View Full Version : Steelers backup offensive linemen have little experience

09-03-2009, 06:50 AM
Steelers backup offensive linemen have little experience
Thursday, September 03, 2009
By Gerry Dulac, Pittsburgh Post-Gazette
Peter Diana/Post-Gazette

Here is what it has been reduced to on the Steelers' offensive line: Max Starks said his teammates are taking comfort knowing that Doug Legursky, a first-year free agent who never has played in an NFL game, started two preseason games.

Talk about your wealth of experience.

The Steelers might have enough of that among the five starters on the offensive line, even with a new starter at right guard. But that is certainly not the case among any of the backups, not after the season-ending knee injury to Darnell Stapleton.

None of the top four reserve offensive linemen who are expected to make the 53-man roster -- Legursky, tackle Tony Hills and rookie guards Kraig Urbik and Ramon Foster -- has appeared in an NFL game.
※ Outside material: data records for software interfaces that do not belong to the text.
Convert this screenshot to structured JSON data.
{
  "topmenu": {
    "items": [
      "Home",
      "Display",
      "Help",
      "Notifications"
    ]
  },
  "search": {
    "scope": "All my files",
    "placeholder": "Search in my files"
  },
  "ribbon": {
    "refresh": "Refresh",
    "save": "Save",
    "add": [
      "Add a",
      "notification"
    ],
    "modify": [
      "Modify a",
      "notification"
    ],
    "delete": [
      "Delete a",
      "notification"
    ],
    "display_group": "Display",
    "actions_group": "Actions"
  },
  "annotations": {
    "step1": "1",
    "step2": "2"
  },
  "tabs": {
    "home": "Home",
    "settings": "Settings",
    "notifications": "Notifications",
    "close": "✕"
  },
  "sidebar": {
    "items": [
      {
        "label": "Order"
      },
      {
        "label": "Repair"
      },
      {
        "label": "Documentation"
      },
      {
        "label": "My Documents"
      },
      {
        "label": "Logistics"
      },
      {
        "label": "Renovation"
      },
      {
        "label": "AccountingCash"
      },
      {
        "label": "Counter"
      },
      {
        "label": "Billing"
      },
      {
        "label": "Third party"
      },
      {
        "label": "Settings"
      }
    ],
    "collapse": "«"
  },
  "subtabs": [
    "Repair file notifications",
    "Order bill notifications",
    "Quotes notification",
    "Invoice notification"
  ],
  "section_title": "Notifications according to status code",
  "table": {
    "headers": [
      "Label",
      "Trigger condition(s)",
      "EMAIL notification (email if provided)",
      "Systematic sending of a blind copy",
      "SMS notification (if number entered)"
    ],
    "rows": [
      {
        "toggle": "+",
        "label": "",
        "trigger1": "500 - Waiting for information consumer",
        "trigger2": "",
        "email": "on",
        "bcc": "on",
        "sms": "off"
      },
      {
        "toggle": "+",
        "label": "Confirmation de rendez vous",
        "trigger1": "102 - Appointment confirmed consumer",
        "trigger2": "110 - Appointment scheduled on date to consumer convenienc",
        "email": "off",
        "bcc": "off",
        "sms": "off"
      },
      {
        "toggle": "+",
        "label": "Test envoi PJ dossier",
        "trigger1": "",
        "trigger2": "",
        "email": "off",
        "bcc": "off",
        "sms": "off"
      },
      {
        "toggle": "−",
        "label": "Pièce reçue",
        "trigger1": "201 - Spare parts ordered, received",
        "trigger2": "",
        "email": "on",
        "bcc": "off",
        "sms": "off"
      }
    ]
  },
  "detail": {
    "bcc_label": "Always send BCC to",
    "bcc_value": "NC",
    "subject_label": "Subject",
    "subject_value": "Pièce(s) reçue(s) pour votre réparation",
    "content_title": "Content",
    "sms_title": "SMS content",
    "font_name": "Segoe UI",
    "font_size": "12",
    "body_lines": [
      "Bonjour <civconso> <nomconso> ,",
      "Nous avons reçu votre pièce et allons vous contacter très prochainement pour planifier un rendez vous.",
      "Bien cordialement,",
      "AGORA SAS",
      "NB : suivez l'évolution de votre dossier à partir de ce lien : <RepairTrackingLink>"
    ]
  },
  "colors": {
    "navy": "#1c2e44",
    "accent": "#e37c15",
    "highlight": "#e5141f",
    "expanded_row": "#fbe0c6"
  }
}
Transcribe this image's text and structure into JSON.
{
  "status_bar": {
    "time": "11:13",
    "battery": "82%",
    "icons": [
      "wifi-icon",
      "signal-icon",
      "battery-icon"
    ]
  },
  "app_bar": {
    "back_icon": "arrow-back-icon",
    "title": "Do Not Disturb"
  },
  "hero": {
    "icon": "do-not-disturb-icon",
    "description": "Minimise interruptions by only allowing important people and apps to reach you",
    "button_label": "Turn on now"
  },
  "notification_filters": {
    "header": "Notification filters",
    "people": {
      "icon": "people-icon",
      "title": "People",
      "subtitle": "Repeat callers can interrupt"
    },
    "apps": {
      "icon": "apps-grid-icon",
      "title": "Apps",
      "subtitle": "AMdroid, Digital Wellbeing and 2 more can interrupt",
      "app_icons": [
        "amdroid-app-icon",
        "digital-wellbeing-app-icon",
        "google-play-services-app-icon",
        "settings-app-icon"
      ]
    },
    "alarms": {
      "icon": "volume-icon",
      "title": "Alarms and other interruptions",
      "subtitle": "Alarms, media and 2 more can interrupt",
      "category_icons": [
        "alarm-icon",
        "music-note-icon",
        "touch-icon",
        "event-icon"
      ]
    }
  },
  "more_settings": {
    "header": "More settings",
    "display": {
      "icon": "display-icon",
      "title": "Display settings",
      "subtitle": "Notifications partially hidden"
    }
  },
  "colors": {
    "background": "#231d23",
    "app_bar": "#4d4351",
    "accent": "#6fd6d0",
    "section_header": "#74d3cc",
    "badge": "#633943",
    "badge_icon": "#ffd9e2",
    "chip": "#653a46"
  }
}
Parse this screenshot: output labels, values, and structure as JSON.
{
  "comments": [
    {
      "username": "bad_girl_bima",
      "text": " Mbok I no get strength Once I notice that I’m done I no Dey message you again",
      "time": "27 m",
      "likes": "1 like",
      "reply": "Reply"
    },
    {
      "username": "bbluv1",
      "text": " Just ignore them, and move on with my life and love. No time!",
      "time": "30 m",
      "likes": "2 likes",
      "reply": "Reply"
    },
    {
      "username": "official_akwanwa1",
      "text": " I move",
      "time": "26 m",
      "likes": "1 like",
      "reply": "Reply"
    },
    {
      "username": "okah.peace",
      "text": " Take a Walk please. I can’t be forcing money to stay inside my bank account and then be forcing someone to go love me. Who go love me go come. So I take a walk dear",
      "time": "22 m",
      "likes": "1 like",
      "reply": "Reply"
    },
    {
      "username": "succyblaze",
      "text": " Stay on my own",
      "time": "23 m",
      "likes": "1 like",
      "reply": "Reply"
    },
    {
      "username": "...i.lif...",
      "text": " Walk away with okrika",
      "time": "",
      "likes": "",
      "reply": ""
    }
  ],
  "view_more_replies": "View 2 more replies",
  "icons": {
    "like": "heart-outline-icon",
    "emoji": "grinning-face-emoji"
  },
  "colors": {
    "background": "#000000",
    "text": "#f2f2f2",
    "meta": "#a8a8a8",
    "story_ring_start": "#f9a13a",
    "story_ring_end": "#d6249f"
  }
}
Hills, a fourth-round draft choice in 2008, was inactive for all 19 games, including playoffs, last season.

The only other reserve lineman among the 75 players still on the roster with NFL experience is tackle Jeremy Parquet, who appeared in four games last season with the Steelers, though mostly on special teams and in mop-up duty.

Parquet, though, could be in danger of not making the 53-man roster because the Steelers might try to sign a veteran tackle or guard after teams make their final cuts this weekend.

Right now, following the preseason finale tonight against the Carolina Panthers in Charlotte, N.C., the Steelers likely will head into the regular season with green backup offensive linemen.

"I wouldn't say it's a worry -- we're confident with the guys back there -- but until they go out and actually play you're not sure what's going to happen," said center Justin Hartwig, the most-experienced player on the offensive line who enters his eighth NFL season. "We can look at them in practice and preseason games and think they look good, but, [when] the bullets are flying, it's a kill-or-be-killed situation. You don't know for sure."

Stapleton's injury -- he was placed on injured reserve Monday, ending his season -- has helped create the situation because veteran tackle Trai Essex has replaced him at right guard. Because Stapleton also was the backup center, Legursky has, in effect, assumed his dual role.

A first-year free agent from Marshall University who spent four months on the team's practice squad in 2008, Legursky started the preseason opener against Arizona at center when Hartwig and Stapleton were injured, then started the following week at left guard against Washington when Chris Kemoeatu did not play.

Right now, he would be the first lineman off the bench if one of the interior starters went down.

"We have to at least rely on one good thing -- having Doug Legursky as a backup, starting two games with us, kind of gives us a comfort level," said Starks, who started the final 14 games (including postseason) at left tackle because of an injury to Marvel Smith and begins his sixth NFL season as the team's highest-paid offensive lineman. "He knows what he's doing. If he had to come in, he'd still be an asset for us. You always like to have all experienced guys together, but that's the nature of this business. Injuries happen to all of us."

Willie Colon, who begins his third season as the starting right tackle, was one of two rookies on the offensive line in 2006, along with center Marvin Phillip. But the other backups were Essex, Kemoeatu and veteran Barrett Brooks, players who were with the team the year before.

Colon finally got a chance to play when Starks, the starter at right tackle, was injured late in the season. He started the final two games against Baltimore and Cincinnati after being inactive for the first 14 games, but said he felt prepared, mentally and physically, to do so.

"I didn't feel like I wasn't ready," Colon said. "For the most part, I felt physically I could get it done and, technically, I felt fine and, assignment-wise, I felt great. It was an instance of being put out there in the fire.

"Experience overrides anything; we understand that. But, for the most part, you just got to get guys to be ready. You can't look at the downside of guys being too young. If you're called upon, you got to be able to go out [and play], that's what it's about."

Said Hartwig: "When you have veteran guys you know what they're capable of. You can be confident with young guys, but you don't know until they go out and prove it."

Gerry Dulac can be reached at gdulac@post-gazette.com.
First published on September 3, 2009 at 12:00 am

Read more: http://www.post-gazette.com/pg/09246/995239-66.stm#ixzz0Q21NPnCP

09-03-2009, 08:14 AM
Nice to know the starters have faith in Legursky.

09-03-2009, 09:42 AM
Hopefully by being green they do not fear.